Viscount Palmerston

agreed with the right hon. Baronet, that nothing was more to be deprecated than allusion to the proceedings of foreign legislatures; but he deprecated still more that system of non-interference which might lead to a misconception going abroad throughout Europe, as to the opinions and the acts of the English Government on a question of such grave importance. He thought, under all the circumstances, that the Spanish government had been called on to make an unworthy compromise. He now begged to ask the right hon. Baronet whether—the fact being that not now for the first time misconceptions had arisen as to the expressions and opinions of members of the present Ministry—it would not be a more convenient course to pursue in the present instance, as in the case of Algiers, to lay upon the Table of the House any despatches which might have been written by Lord Cowley or Mr. Aston bearing on the differences existing between France and Spain. Such documents would at once show what was the language which the English Government held to France and Spain; and it was certainly most desirable, in every point of view, that these contentions in other countries, as to the language of the British Government, should be cleared up.

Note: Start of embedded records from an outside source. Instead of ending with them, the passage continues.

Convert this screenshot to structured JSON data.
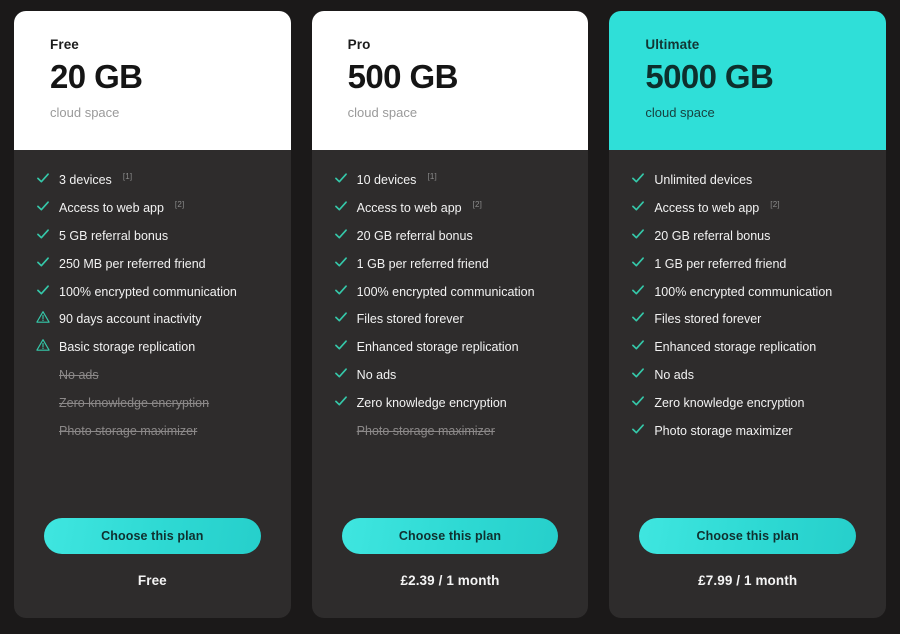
{
  "common": {
    "cloud_space_label": "cloud space",
    "choose_button_label": "Choose this plan",
    "icons": {
      "check": "check-icon",
      "warning": "warning-triangle-icon"
    },
    "colors": {
      "page_background": "#1b1919",
      "card_background": "#2e2c2c",
      "accent_teal": "#2fdfd8",
      "check_green": "#35c8a9",
      "warning_green": "#35c8a9",
      "disabled_text": "#8b8888",
      "header_light": "#ffffff"
    }
  },
  "plans": [
    {
      "name": "Free",
      "size": "20 GB",
      "size_sub": "cloud space",
      "header_style": "light",
      "price": "Free",
      "button_label": "Choose this plan",
      "features": [
        {
          "label": "3 devices",
          "note": "[1]",
          "state": "check"
        },
        {
          "label": "Access to web app",
          "note": "[2]",
          "state": "check"
        },
        {
          "label": "5 GB referral bonus",
          "note": "",
          "state": "check"
        },
        {
          "label": "250 MB per referred friend",
          "note": "",
          "state": "check"
        },
        {
          "label": "100% encrypted communication",
          "note": "",
          "state": "check"
        },
        {
          "label": "90 days account inactivity",
          "note": "",
          "state": "warning"
        },
        {
          "label": "Basic storage replication",
          "note": "",
          "state": "warning"
        },
        {
          "label": "No ads",
          "note": "",
          "state": "disabled"
        },
        {
          "label": "Zero knowledge encryption",
          "note": "",
          "state": "disabled"
        },
        {
          "label": "Photo storage maximizer",
          "note": "",
          "state": "disabled"
        }
      ]
    },
    {
      "name": "Pro",
      "size": "500 GB",
      "size_sub": "cloud space",
      "header_style": "light",
      "price": "£2.39 / 1 month",
      "button_label": "Choose this plan",
      "features": [
        {
          "label": "10 devices",
          "note": "[1]",
          "state": "check"
        },
        {
          "label": "Access to web app",
          "note": "[2]",
          "state": "check"
        },
        {
          "label": "20 GB referral bonus",
          "note": "",
          "state": "check"
        },
        {
          "label": "1 GB per referred friend",
          "note": "",
          "state": "check"
        },
        {
          "label": "100% encrypted communication",
          "note": "",
          "state": "check"
        },
        {
          "label": "Files stored forever",
          "note": "",
          "state": "check"
        },
        {
          "label": "Enhanced storage replication",
          "note": "",
          "state": "check"
        },
        {
          "label": "No ads",
          "note": "",
          "state": "check"
        },
        {
          "label": "Zero knowledge encryption",
          "note": "",
          "state": "check"
        },
        {
          "label": "Photo storage maximizer",
          "note": "",
          "state": "disabled"
        }
      ]
    },
    {
      "name": "Ultimate",
      "size": "5000 GB",
      "size_sub": "cloud space",
      "header_style": "accent",
      "price": "£7.99 / 1 month",
      "button_label": "Choose this plan",
      "features": [
        {
          "label": "Unlimited devices",
          "note": "",
          "state": "check"
        },
        {
          "label": "Access to web app",
          "note": "[2]",
          "state": "check"
        },
        {
          "label": "20 GB referral bonus",
          "note": "",
          "state": "check"
        },
        {
          "label": "1 GB per referred friend",
          "note": "",
          "state": "check"
        },
        {
          "label": "100% encrypted communication",
          "note": "",
          "state": "check"
        },
        {
          "label": "Files stored forever",
          "note": "",
          "state": "check"
        },
        {
          "label": "Enhanced storage replication",
          "note": "",
          "state": "check"
        },
        {
          "label": "No ads",
          "note": "",
          "state": "check"
        },
        {
          "label": "Zero knowledge encryption",
          "note": "",
          "state": "check"
        },
        {
          "label": "Photo storage maximizer",
          "note": "",
          "state": "check"
        }
      ]
    }
  ]
}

Sir R. Peel:

His answer to the question of the noble Viscount was, that he had already sufficiently explained the course of Government, and their motives in the conduct which they had adopted. Their sole wish was, to promote the welfare of Spain. His impression was, that it would be most inconvenient to produce a despatch for the purpose of solving a question of fact between two foreign states, and written while that question was pending. If he were to produce such a document now, he must do so again, and so go on again indefinitely. As he had stated what the views of the Government were, he did not see the necessity of producing this despatch, though, if he were to lay it before Parliament, he believed it would be found not to reflect any discredit on our Government.

Mr. Sheil

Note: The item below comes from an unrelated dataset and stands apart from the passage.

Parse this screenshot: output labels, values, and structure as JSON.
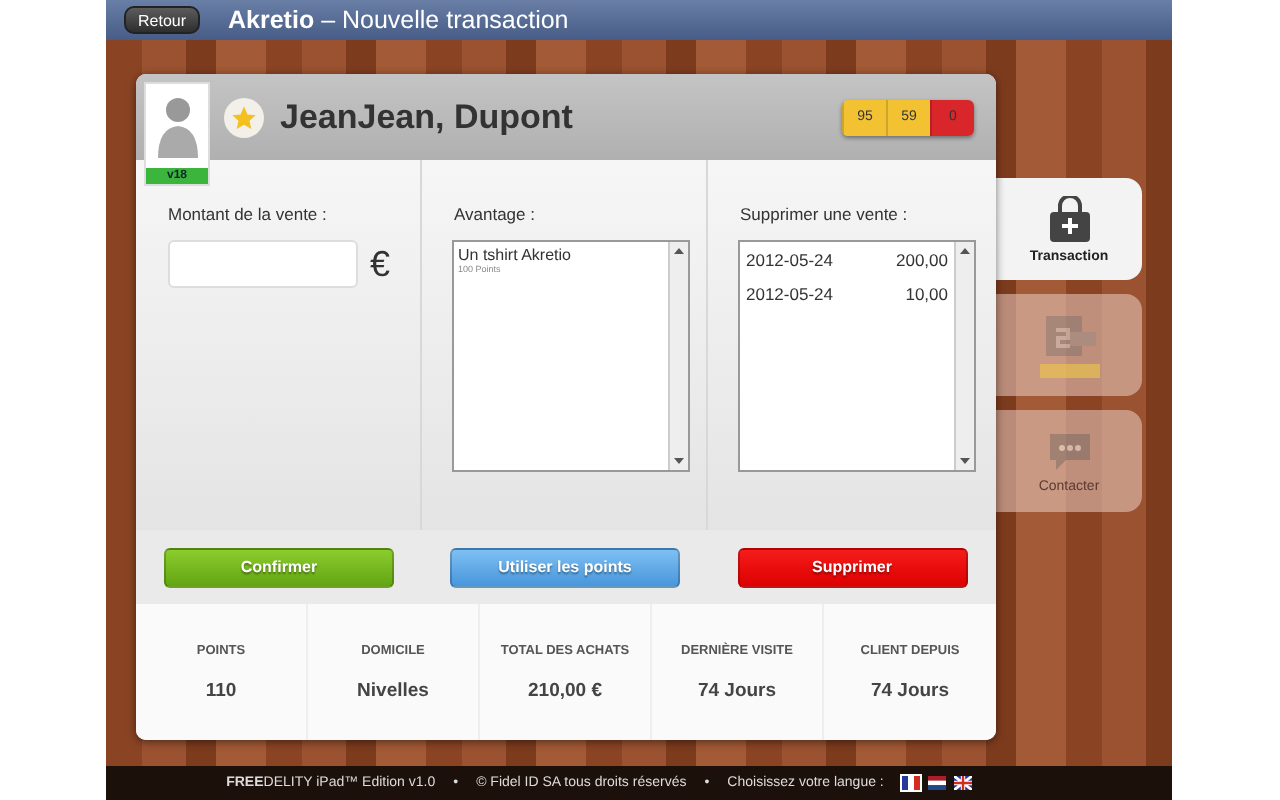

observed that the report on which he had grounded his question appeared in the Morning Herald and Morning Chronicle, and upon it he felt justified in asking what the course was which the Government had pursued.

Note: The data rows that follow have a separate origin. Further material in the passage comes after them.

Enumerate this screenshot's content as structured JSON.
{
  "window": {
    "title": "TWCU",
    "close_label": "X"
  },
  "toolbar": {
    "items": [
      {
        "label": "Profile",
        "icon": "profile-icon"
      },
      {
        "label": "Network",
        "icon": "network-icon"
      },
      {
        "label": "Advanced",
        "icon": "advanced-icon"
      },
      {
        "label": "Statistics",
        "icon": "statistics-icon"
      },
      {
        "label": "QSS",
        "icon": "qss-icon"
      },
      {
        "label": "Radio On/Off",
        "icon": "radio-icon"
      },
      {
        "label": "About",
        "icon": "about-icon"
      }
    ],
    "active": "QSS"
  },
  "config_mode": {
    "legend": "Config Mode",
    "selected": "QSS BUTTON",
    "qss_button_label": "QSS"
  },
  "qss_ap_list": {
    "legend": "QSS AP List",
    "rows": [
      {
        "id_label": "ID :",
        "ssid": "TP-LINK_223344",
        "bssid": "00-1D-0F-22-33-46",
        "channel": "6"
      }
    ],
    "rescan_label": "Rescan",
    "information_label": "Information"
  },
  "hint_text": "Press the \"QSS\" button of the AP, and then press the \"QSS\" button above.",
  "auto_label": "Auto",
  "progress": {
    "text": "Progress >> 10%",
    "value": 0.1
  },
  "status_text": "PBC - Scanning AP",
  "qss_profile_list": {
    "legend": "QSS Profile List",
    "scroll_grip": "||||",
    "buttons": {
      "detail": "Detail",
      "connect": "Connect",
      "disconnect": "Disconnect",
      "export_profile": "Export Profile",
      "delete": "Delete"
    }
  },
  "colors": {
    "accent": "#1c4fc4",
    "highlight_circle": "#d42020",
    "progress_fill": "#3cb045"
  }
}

Sir R. Peel

could hardly admit that the appearance of such a report in the Morning Herald and Morning Chronicle was a sufficient ground for the production of the despatch which the noble Lord opposite called for. When the English Government offered its advice, they were not aware of the position in which the Spanish government stood according to the articles of their constitution; but the moment they ascertained the fact, they admitted the Spanish government had a perfect right to put the proper interpretation on their own usages. M. Guizot was perfectly right in his anticipation of what the conduct of this Government would be.